When a god becomes incarnate or takes on a human form, the body acquires a symbolic dimension that returns it to an original identity that precedes humanity. The invisible god becomes visible by incarnating as man. Some religions, however, forbid representations of the human body. How has this dimension been expressed over time through religious prohibition, artistic representation and the potency of symbols?
The work of philosopher and author Alicja Gescinska is marked by her move from Poland to Belgium at a young age. Central in her work are the themes of identity, origin, fear and freedom. Between 2013 and 2016 she lived in the USA, where she worked at Princeton University and Amherst College. In 2016 she wrote her first novel which earned her the Debut Prize 2017. Next to books, Gescinska has written tv shows for Belgian television.

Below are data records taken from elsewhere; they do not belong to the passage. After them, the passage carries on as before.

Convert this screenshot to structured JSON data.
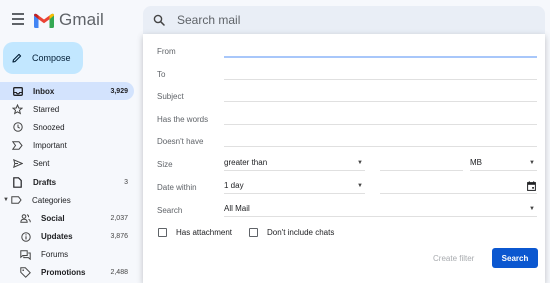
{
  "app": {
    "name": "Gmail",
    "brand_colors": [
      "#4285f4",
      "#ea4335",
      "#fbbc04",
      "#34a853",
      "#c5221f"
    ]
  },
  "search": {
    "placeholder": "Search mail"
  },
  "compose": {
    "label": "Compose"
  },
  "sidebar": {
    "items": [
      {
        "label": "Inbox",
        "count": "3,929",
        "icon": "inbox-icon"
      },
      {
        "label": "Starred",
        "count": "",
        "icon": "star-icon"
      },
      {
        "label": "Snoozed",
        "count": "",
        "icon": "clock-icon"
      },
      {
        "label": "Important",
        "count": "",
        "icon": "important-icon"
      },
      {
        "label": "Sent",
        "count": "",
        "icon": "send-icon"
      },
      {
        "label": "Drafts",
        "count": "3",
        "icon": "draft-icon"
      },
      {
        "label": "Categories",
        "count": "",
        "icon": "label-icon"
      },
      {
        "label": "Social",
        "count": "2,037",
        "icon": "people-icon"
      },
      {
        "label": "Updates",
        "count": "3,876",
        "icon": "info-icon"
      },
      {
        "label": "Forums",
        "count": "",
        "icon": "forum-icon"
      },
      {
        "label": "Promotions",
        "count": "2,488",
        "icon": "tag-icon"
      }
    ]
  },
  "filter": {
    "from_label": "From",
    "to_label": "To",
    "subject_label": "Subject",
    "has_words_label": "Has the words",
    "doesnt_have_label": "Doesn't have",
    "size_label": "Size",
    "size_operator": "greater than",
    "size_unit": "MB",
    "date_within_label": "Date within",
    "date_within_value": "1 day",
    "search_scope_label": "Search",
    "search_scope_value": "All Mail",
    "has_attachment_label": "Has attachment",
    "no_chats_label": "Don't include chats",
    "create_filter_label": "Create filter",
    "search_button_label": "Search"
  }
}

After her studies in Germanic Philology, Kristien Hemmerechts seemed destined for a career in authorship. Her insatiable creativity has produced over 30 books and essays. Apart from being a writer, she also teaches English Literature at the Catholic University of Brussels.
Graduated in Romanian and Dutch Literature, Mira Feticu is a radio presenter, scenarist and publicist and part of a new generation of Dutch, feminist writers. She co-founded the radio program ‘Literature Late Night’ and works as a researcher for the Dictionary of Romanian Literature.
Flagey, Le Soir, RTBF, ULB, VUB
With the support of Vlaams Fonds voor de Letteren
In the context of
Religion in the City
Body and Religion